Also called Italian Easy Peel.
Rocamboles grow better in cold winter gardens.
Harvests in early summer - stores through fall into winter.
Italian Purple is rare because it is an Italian rocambole that was brought to the USA from Italy around a hundred years ago and has been grown all over Northern states ever since. It is thought to have come from northern Italy since it is a rocambole that probably won't grow well in southern Italy. Most other Italian garlics are artichokes and a few silverskins. When is the last time you remember an Italian rocambole?
Italian Purple is a generally good sized and can be a rather large garlic. Being a Rocambole garlic, its flavor is rich and strong, but not overly hot and spicy and sticks around for a while. A very enriching taste experience but not one to burn your tongue (at least not until the garlic is a little too mature). From a grower's perspective, it grows well in cold winter areas and usually grows healthy surprisingly uniform sized bulbs. It has thick bulb wrappers for a rocambole and they have a lot of purple and brown layered across a white background - very attractive.

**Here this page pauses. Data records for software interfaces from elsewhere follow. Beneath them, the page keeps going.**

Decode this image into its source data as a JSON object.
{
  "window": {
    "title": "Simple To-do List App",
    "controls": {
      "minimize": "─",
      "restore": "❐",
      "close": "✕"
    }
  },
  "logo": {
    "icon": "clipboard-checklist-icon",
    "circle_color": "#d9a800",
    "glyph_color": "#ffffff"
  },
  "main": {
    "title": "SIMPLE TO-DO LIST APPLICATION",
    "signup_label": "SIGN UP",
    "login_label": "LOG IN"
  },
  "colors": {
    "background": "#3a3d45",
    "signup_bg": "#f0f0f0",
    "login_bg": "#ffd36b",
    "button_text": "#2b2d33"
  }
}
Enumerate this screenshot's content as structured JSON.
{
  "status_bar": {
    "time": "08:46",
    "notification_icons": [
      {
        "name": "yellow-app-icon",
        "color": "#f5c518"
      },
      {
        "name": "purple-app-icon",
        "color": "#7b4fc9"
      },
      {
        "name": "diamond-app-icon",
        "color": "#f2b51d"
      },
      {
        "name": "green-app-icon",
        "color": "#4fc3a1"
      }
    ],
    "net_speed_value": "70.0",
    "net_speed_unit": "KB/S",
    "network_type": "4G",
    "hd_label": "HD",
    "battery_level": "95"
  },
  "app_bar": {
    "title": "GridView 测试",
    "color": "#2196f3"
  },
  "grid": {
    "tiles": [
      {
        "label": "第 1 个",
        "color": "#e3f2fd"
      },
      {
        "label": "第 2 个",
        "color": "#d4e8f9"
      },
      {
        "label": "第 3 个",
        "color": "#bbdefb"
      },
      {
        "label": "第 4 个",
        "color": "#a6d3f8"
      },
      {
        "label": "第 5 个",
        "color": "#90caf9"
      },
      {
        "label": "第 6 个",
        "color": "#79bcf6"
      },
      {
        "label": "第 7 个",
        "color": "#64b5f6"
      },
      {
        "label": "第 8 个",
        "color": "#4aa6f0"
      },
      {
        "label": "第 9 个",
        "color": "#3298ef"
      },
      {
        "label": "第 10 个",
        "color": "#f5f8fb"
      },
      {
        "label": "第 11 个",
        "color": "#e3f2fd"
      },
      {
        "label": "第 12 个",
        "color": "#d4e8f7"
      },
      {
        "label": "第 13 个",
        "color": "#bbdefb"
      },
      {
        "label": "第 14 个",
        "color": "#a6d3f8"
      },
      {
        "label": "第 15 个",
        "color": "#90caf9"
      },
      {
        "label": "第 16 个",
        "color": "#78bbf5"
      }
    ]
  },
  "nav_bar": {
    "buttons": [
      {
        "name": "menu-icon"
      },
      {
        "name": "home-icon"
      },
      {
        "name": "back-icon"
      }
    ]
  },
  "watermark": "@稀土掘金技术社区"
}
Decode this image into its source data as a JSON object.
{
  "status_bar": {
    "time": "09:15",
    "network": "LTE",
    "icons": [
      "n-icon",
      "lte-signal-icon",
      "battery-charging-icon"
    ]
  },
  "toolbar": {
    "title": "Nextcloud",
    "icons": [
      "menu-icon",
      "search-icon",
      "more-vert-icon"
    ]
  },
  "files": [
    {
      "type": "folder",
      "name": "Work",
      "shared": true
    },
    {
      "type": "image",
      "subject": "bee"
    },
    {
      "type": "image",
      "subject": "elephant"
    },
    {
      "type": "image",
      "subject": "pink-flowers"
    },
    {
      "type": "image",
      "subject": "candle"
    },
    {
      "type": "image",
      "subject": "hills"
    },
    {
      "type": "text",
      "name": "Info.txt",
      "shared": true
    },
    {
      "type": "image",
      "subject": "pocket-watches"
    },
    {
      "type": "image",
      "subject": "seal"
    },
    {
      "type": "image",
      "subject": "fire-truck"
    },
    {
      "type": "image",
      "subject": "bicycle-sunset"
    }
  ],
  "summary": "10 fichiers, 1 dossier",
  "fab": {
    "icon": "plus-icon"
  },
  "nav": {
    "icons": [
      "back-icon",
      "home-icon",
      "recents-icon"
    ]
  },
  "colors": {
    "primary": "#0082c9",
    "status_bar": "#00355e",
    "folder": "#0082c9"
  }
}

Italian Purple usually has anywhere from 8 or 9 easy to peel cloves that are of good size, with no smaller inner cloves. The outer bulb wrappers are thin and flake off easily so it is not a very good storer, but no Rocambole is. For those up north who want to grow their own garlic, it is said to grow well in wet conditions. It only takes a year or two to grow all you can eat. It harvests in mid-season along with most of the other Rocamboles. Bulbs are usually over 2 1/2 inches in diameter and are of good size are grown primarily for their rich flavor and good growing characteristics.
Garlic used for seed is generally 2" or greater, while eating garlic can be any size.